A collapsible, portable, multi-purpose tower made for U.S. Army base camps in the field won first prize in the competition for the best senior capstone design project in the Mechanical and Engineering (MIE) Department this year. The competition was held on May 1, when 15 teams of seniors demonstrated the prototypes of their useful, inventive, and brilliant designs. The winning team of Joseph Boisvert, Michael Covino, Christopher Dinan, Brandon Hicks, and Kyle Pereira conceived, designed, and built the scale model of a mobile tower for the U.S.
On May 23, the last day to vote on the national IGERT Online Video and Poster Competition, Principal Investigator Erin Baker of the UMass IGERT Offshore Wind Energy Program issued an urgent message for the entire College of Engineering Community: “We are in the top five vote-getters [out of over 200] in the NSF video poster contest. Please watch the video, hit the public choice button, and vote for us.

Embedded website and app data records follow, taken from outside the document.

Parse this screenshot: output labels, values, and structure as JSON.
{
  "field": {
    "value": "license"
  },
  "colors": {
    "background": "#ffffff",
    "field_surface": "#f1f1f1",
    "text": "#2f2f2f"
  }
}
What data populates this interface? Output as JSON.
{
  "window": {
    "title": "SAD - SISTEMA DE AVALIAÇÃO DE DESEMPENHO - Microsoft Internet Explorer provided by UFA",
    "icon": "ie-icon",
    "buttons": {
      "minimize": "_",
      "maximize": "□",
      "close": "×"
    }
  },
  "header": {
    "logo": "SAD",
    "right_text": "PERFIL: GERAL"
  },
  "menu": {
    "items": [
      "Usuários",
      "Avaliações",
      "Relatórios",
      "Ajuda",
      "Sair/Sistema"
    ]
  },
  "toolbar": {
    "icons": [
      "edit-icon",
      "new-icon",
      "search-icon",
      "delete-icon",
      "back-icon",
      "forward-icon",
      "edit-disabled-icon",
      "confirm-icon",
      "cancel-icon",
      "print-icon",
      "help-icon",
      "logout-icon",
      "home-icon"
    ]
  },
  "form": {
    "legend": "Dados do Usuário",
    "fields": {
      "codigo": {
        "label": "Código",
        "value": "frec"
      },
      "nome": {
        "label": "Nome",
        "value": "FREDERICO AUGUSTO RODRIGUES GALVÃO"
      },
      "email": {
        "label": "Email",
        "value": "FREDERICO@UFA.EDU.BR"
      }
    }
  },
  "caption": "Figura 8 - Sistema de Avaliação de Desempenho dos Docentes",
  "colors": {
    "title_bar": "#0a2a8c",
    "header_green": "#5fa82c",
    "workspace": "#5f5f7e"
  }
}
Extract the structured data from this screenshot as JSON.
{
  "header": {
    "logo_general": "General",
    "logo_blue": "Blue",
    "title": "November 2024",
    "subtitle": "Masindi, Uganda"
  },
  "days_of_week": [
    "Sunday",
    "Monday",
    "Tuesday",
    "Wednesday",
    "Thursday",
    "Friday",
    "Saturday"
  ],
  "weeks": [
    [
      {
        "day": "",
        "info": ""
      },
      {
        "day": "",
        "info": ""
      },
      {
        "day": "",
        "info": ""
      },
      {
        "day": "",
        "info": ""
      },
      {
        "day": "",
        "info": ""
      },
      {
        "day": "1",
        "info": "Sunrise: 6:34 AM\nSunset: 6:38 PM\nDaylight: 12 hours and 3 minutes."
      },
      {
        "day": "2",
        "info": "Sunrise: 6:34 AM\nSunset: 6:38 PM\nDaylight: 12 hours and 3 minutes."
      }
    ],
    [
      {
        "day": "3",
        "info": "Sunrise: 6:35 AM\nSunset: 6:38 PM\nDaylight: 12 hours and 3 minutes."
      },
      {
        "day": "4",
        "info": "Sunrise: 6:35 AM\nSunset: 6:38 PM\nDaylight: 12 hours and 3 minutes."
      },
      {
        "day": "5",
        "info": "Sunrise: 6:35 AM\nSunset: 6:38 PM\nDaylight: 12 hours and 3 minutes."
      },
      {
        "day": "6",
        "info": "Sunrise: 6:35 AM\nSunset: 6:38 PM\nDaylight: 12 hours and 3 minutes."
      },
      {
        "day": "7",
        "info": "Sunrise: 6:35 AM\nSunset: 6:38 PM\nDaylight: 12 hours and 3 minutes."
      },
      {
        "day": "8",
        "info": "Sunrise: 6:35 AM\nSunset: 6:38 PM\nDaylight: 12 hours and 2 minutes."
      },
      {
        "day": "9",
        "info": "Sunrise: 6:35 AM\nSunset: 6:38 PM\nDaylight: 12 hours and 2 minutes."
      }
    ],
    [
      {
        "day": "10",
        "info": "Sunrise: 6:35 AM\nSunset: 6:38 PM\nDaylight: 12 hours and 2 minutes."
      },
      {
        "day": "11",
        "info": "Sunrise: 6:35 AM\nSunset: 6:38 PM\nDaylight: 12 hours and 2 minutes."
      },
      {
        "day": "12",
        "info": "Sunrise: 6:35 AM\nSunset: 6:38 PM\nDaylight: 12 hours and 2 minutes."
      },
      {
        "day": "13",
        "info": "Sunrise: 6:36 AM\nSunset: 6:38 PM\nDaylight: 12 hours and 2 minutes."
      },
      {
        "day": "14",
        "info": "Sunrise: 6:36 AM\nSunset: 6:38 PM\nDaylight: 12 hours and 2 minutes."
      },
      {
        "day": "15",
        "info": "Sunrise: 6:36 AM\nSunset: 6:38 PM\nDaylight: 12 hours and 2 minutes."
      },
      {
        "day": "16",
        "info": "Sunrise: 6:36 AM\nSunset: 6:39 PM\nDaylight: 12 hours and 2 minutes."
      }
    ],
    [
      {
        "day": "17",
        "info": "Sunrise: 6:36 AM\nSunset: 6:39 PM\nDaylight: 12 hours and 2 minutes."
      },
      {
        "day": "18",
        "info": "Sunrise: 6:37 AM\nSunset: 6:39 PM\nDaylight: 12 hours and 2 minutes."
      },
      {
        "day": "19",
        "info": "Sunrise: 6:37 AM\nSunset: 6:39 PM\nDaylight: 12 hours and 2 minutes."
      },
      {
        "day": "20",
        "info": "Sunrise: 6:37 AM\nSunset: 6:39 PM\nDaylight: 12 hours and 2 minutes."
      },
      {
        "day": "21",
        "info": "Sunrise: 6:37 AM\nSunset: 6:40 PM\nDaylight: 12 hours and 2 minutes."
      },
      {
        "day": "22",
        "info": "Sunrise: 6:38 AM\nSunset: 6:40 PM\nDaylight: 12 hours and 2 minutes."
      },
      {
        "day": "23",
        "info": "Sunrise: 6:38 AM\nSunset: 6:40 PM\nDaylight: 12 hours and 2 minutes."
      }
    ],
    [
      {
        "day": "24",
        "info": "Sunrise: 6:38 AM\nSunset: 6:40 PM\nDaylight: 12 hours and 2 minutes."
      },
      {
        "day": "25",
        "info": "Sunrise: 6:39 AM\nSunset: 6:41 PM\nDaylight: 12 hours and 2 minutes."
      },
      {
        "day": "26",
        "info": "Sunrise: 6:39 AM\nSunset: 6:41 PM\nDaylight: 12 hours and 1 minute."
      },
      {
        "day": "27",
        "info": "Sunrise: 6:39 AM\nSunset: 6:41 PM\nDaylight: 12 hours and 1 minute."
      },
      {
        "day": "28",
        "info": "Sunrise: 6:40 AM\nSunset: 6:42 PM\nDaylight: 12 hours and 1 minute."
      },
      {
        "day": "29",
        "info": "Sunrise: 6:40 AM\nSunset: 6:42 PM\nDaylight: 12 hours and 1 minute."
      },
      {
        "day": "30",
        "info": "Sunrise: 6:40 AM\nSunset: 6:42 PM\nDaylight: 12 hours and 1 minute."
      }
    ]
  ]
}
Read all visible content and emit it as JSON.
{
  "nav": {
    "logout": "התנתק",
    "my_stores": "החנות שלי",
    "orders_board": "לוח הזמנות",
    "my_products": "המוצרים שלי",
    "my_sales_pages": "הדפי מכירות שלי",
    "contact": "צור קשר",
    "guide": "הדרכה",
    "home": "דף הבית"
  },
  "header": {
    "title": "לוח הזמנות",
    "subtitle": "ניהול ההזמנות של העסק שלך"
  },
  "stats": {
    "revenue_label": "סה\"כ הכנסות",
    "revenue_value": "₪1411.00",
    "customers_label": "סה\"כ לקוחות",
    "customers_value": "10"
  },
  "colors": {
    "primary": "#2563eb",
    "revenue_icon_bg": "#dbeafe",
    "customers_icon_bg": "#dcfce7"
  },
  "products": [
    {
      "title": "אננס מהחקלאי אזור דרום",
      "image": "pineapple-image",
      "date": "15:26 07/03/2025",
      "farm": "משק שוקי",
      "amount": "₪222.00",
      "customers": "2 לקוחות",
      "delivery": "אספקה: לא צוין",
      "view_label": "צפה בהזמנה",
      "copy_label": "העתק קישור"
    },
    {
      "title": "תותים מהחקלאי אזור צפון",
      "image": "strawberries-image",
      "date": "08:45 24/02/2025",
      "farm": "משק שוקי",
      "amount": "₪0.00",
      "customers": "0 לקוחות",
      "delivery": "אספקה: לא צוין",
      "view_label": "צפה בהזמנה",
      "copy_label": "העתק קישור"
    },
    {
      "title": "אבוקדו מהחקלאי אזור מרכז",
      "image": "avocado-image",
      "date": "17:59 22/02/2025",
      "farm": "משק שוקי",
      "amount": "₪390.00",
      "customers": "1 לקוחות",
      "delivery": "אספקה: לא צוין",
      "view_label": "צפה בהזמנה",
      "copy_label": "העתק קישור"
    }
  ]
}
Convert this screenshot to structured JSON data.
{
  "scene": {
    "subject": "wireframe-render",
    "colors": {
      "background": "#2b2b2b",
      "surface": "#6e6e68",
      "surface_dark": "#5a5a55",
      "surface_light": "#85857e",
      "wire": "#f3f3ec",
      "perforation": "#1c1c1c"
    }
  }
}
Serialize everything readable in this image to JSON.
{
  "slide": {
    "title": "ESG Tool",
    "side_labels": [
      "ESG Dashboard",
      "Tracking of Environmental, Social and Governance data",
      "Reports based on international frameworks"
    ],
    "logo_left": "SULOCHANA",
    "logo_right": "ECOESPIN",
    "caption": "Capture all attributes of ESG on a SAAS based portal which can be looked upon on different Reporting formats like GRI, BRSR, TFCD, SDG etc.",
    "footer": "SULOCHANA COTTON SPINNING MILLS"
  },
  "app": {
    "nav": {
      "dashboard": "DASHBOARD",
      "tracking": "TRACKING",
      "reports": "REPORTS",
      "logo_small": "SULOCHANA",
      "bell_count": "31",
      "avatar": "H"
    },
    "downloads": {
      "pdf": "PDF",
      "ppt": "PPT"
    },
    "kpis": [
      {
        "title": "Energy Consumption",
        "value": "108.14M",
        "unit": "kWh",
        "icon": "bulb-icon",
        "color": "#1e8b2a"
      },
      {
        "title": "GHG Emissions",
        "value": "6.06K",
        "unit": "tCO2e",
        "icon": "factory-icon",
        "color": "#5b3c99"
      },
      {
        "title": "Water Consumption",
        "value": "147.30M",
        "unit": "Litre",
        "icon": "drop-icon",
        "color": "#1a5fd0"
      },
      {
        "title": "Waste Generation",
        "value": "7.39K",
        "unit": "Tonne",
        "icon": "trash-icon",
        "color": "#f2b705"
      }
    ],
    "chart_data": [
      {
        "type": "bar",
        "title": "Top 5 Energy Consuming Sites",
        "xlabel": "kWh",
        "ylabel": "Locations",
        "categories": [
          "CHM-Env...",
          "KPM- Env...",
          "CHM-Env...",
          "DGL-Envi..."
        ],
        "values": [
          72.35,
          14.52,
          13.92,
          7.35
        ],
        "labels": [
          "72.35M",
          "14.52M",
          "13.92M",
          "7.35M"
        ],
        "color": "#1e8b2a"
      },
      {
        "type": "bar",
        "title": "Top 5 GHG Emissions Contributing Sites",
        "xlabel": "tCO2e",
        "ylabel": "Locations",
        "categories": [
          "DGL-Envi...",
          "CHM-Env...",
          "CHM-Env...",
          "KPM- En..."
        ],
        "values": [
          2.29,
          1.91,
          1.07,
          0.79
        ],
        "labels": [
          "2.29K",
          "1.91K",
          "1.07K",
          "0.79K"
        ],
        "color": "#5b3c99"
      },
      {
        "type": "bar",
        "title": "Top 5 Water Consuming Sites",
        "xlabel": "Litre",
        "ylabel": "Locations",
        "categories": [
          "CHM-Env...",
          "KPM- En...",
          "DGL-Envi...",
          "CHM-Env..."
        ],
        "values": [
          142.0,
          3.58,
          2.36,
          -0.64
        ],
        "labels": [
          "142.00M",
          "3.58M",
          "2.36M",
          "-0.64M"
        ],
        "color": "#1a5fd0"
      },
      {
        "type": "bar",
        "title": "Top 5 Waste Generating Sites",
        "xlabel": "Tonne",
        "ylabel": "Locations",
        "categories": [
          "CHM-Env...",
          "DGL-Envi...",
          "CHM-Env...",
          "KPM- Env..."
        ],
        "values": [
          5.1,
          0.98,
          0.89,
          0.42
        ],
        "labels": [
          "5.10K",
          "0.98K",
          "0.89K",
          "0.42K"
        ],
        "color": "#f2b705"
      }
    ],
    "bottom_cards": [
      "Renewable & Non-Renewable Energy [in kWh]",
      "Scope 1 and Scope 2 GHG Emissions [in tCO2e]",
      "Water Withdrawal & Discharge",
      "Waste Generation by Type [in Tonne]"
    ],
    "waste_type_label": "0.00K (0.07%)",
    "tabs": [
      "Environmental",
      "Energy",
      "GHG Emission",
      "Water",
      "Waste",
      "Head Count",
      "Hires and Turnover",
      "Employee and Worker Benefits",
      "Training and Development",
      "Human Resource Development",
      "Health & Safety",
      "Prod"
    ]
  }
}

Hari Balasubramanian of the Mechanical and Industrial Engineering (MIE) Department at the University of Massachusetts Amherst has been issued a $400,000 grant from the prestigious National Science Foundation (NSF) Faculty Early Career Development (CAREER) Program. The award represents the 34th NSF CAREER grant issued to faculty members from the UMass College of Engineering, and the fourth during the 2012-2013 academic year.
The College of Engineering was well-represented on April 26 during the 19th Annual Statewide Undergraduate Research Conference at the UMass Amherst Campus Center. Some 23 students from chemical, civil, and mechanical engineering were among more than 830 students from campuses across the Commonwealth of Massachusetts giving poster and oral presentations from a wide range of academic disciplines throughout the day.
Alumnus Charles F. Perrell, investor and principal in Perrell Ventures, received a Distinguished Achievement Award, recognizing high accomplishment in a given field or profession and notable contributions to society, when 5,500 graduating seniors gathered at McGuirk Alumni Stadium on May 10 for Undergraduate Commencement. Now retired, Perrell has been a prominent engineer, businessman, venture capitalist, philanthropist, and recipient of the University of Massachusetts Amherst Distinguished Alumni Award.